Getting the Best Bang for your Buck!


Last month, I touched on how the measure of value is understated against chargeable fees. This led me to realising that almost every company would have an ROI review to help size and optimise their advertising and promotional budgets. The altruistic intent is of course, to primarily ensure the company captures the full, business-building value of earned media value and its impact on the reputation of its brand. 

In this day and age, one would have to look closely at the return one gets from digital and social marketing, beyond the limited reach of traditional marketing mix-measurement model and certainly, the advent of digital screens as a brand building tool – blink and you will miss them. That would be the norm.

But how should you set your brand communication budgets and figure out the optimal allocation across your portfolio or support your business units?

One way would be to set a brand marketing communications budget that optimises against marginal return on investment. 

So, taking your current plan as the starting point, 


  • If you increase spend on brand marketing, how much incremental sales would the company achieve?
  • If you spend less on brand marketing, how much sales would you lose?

If you apply a margin to the sales variation and deduct the cost of the spend, it’s pretty simple to optimise the size of the budget to the point where the last dollar of spend gives the last dollar of profit.

Because it is the marginal returns on investment that matters, we are not interested in a brand’s average payback on the marketing spend. This is because marketing ROI in and of itself is not an especially useful tool. The problem is that while an effective campaign may increase sales, it will not do so in a linear fashion. Sooner or later the law of diminishing returns becomes apparent.

Too high a spend can lead to significant volume gain but at the cost of reduced or even negative ROI. Conversely, too little spend and the campaign might not achieve its full potential in delivering bang for buck. So, what you are really interested in is not the historic average ROI but the shape of the campaign response curve and where your spending puts you on that curve.

Understanding marginal return on investment, the ROI of the next dollar you invest, and figuring out where you sit on the curve is the important first step.

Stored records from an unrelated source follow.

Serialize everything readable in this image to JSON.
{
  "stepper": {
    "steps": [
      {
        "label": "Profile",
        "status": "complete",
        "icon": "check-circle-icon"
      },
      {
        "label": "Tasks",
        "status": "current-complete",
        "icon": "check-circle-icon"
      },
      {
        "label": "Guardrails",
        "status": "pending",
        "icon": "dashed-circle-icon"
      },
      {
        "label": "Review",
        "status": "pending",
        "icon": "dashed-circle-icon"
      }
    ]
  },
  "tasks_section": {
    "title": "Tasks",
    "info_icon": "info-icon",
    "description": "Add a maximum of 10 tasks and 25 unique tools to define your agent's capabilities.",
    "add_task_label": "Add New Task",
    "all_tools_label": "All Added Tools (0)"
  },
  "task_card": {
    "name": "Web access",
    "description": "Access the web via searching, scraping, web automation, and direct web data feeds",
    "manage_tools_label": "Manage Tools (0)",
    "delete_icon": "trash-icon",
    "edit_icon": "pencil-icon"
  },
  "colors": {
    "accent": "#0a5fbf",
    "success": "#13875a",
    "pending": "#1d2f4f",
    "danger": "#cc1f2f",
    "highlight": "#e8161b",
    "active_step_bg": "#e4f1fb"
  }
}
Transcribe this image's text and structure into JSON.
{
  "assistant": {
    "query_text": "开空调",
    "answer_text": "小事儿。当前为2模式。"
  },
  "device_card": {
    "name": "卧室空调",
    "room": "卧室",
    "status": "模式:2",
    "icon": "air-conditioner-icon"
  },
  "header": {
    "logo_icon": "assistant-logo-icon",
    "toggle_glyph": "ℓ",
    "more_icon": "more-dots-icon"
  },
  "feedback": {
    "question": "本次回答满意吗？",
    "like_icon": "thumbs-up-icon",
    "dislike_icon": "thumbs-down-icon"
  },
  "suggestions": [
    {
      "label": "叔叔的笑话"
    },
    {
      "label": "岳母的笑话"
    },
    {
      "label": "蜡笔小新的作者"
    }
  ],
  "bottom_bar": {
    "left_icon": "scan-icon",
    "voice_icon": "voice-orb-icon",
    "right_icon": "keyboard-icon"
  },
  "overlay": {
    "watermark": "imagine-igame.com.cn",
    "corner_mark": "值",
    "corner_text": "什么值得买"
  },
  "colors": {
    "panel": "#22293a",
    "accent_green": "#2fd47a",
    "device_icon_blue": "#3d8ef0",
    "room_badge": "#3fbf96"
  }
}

critical considerations when setting the budget

3 critical considerations when setting the budget

One, how much do the margins vary across your portfolio and the products you are mandated to push?

This is usually more important than the differences in effectiveness. Over hundreds of portfolio optimisation projects, we have realised that differences in margin tend to matter far more than differences in campaign response. This is because margin is a linear function, and a highly profitable product will always have an advantage over a less profitable one.

In contrast, campaign response is non-linear which tends to a flat line, so ultimately all brands have quite similar shapes of ad response.

Two, what then is the horizon of payback? And three, how long do you give the marketing campaign to payback?

If you demand the payback to be all in the first year, the budget will tend to be somewhat smaller than if you take a three year or five year view. In terms of sizing budget, it is the horizon of payback that makes the most difference. Yet, it is often the most neglected element. For example, spending more this year may return a negative ROI if only immediate sales or customer acquisitions are considered. But over a 5-year period it may be the most optimised scenario of profit increase as benefits of long-term brand building are realised.

That said, a horizon of longer than 5 years probably makes little sense. This is because when you take into account the time value of money, a dollar received in the future will be worth less than a dollar received today. For example, at a discount rate of 12%, future dollar profits are worth $0.89 in Year 1 and $0.80 when received in Year 2. By Year 6, the future profits would have been discounted by half. In fact, by Year 6 more than half of the infinity cashflows have been achieved.

Within this framework, one approach might be to size a budget to maximise 5-year payback with an objective view that the first year does not return a negative ROI.

What should matter most to you as a brand custodian!

Well, it’s the horizon that we want to measure the payback over that has the biggest influence on sizing a budget. Second most important, certainly for a brand owner, is the variation in margin across products to be advertised or communicated. Third most important is the shape of the campaign response curve and (to know) especially where you are on that curve. What doesn’t really matter? The average return on investment of your marketing communication spend.

The answers to these three questions show that the importance of where you are on the curve, the margin of brands in your portfolio, and the time horizon of payback are the factors that really matter to sizing ad budgets – not typical average ROI payback measures.

It’s important to have this framework right before embarking on econometrics to measure the payback of your communication activities.

At COMMUNICATE, we assist clients in identifying intended outcomes by conducting customised landscape and econometric market-related research and then proposing realignment to meet their business needs. The idea is to make sense of the research, enable our valued clients clarity and to rise above the numerical noise that often arise from deep-rooted analytics and social media listening tools. We do this so that your consumers understand your intended business and brand proposition clearly. If you have been handed a stack of data analytics without identified outcomes, let us help you declutter them!